Downing on politics
Brexit could give Ireland one extra MEP, bringing the country's European Parliament membership to 12. Now, that's not the most reach-out-and-grab-you introduction to encourage the reader.
But stay with me, because it is a significant issue for Irish farming, food production and sales. The reality is that the European Parliament has never been unkind to Ireland, as it has consistently advocated proper funding for regional development and schemes like Leader, not to mention the operation of the CAP itself.
From the outset, Ireland's MEPs have advocated a case for rural Ireland and been an important listening post for the implications of EU policies on rural life. In the past we had IFA leaders TJ Maher, Paddy Lane and Alan Gillis, representing various parties, but articulating a strong rural message.
More recently, that tradition is being upheld by Máiréad McGuinness, tipped as a potential president of the parliament, and Marian Harkin, among others.
The parliament has also been gathering more power and influence over the past 25 years, and now has the ability to shape and veto EU laws.
For too long it was the poor relation in the apparatus. But these days the European Parliament cannot be ignored.
The fallout from Brexit is that Britain will lose its 73 MEPs at the next elections in May 2019. That is just after Britain should have concluded its EU divorce proceedings in April 2019.

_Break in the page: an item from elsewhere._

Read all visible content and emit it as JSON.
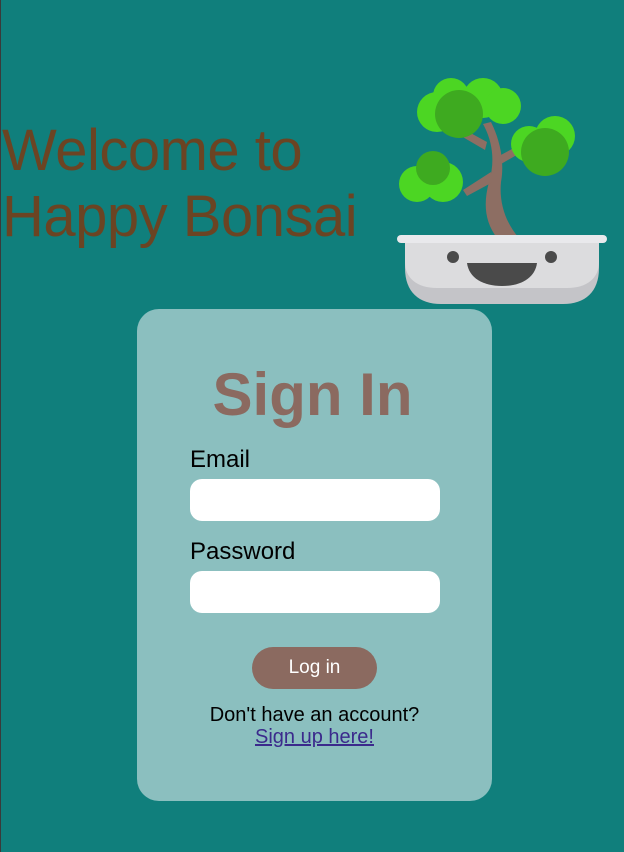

But it very probably would make more sense to abolish the UK's parliament allocation - rather than re-allocate them across the other 27 member states.